French police arrested six Jews they believe staged vigilante attacks against suspected antisemites.
The attacks allegedly occurred on Dec. 21 in Lyon and Dec. 22 in nearby Villeurbanne, and are believed to have been perpetrated by members of France’s Jewish Defense League, or Ligue de Defense Juive (LDJ), the local branch of JDL, founded the late Rabbi Meir Kahane ZTL.
The targets were discovered on social networks and tracked down for performing the “quenelle,” a gesture conceived by the antisemitic comedian and Holocaust denier Dieudonne M’bala M’bala, the Le Progres daily reported.
On Tuesday, LDJ wrote on its Twitter account: “Two major punitive actions were carried out Saturday and Sunday in Lyon against people who performed the quenelle. The little Nazis are no longer at ease!”
According to the Progres, the Dec. 22 attack involved six young members of. The report said they beat a man suspected of performing the quenelle and locked him inside the trunk of a parked car.
The report, which named neither the suspects nor the alleged victim, said two of the six were arrested that night and the remaining four were arrested the following day. Two were remanded to police custody Tuesday on suspicion of an assault, Le Progres reported. The report did not say how badly the targeted man had been hurt.

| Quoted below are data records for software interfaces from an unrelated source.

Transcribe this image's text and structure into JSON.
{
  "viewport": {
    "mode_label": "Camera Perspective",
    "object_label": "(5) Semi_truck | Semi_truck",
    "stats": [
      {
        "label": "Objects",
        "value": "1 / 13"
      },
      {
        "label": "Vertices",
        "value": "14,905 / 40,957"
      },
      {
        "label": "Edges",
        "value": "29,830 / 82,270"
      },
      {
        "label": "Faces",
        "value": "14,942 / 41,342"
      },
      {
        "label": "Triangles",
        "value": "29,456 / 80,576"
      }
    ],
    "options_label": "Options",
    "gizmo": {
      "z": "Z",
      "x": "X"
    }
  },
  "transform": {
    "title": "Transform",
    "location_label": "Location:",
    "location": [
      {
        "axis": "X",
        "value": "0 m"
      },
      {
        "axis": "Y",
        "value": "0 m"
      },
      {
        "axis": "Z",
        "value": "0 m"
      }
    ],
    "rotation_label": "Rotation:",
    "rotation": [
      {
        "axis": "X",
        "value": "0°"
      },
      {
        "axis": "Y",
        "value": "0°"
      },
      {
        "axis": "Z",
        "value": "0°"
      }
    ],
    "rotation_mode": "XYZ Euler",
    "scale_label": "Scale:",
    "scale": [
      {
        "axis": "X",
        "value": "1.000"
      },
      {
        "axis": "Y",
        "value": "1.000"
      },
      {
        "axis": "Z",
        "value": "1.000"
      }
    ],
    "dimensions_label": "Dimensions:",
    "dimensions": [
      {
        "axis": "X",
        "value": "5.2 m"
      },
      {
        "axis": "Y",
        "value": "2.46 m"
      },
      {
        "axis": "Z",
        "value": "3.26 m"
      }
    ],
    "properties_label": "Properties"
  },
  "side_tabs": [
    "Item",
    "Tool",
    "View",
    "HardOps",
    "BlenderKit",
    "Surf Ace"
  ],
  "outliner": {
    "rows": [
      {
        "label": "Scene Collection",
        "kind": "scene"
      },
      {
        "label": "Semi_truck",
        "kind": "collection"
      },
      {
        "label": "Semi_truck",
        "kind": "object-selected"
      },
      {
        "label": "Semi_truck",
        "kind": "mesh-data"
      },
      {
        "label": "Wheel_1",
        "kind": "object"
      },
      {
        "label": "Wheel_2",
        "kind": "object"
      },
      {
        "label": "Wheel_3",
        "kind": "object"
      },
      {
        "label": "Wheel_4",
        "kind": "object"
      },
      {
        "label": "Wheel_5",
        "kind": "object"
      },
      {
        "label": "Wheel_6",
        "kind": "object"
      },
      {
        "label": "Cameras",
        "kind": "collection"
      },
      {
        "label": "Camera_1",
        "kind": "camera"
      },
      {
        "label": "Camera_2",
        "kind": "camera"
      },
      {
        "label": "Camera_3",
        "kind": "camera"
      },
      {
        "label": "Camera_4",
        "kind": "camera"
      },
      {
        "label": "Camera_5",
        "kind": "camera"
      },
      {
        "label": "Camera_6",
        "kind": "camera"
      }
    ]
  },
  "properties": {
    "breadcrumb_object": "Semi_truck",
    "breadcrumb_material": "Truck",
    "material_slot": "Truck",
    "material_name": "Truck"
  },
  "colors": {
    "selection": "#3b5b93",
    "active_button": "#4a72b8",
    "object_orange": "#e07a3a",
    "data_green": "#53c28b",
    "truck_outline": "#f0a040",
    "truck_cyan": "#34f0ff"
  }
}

In recent weeks, the quenelle has been widely discussed in French media because many French Jews see it as another sign of mounting antisemitism in their country.
According to Le Progres, the first attack began late on Dec. 21 and was directed at an employee of the Mama Shelter Hotel in Lyon. A few small teams entered the hotel looking for the employee, who was not named, while their friends stayed outside.
In total, a few dozen men were involved in the incident, witnesses told the newspaper. The hotel’s security agents fought off the intruders and prevented them from attacking the employee. Several dozen guests were briefly evacuated from the hotel, according to the report.
In June, LDJ announced that its “soldiers” had put a young Arab in the hospital, calling it “a rapid and effective response” to the man’s attack on Jews at Saint-Mande, just east of Paris. The announcement drew calls to ban LDJ. As criticism mounted, LDJ retracted the statement and denied any involvement in the violence.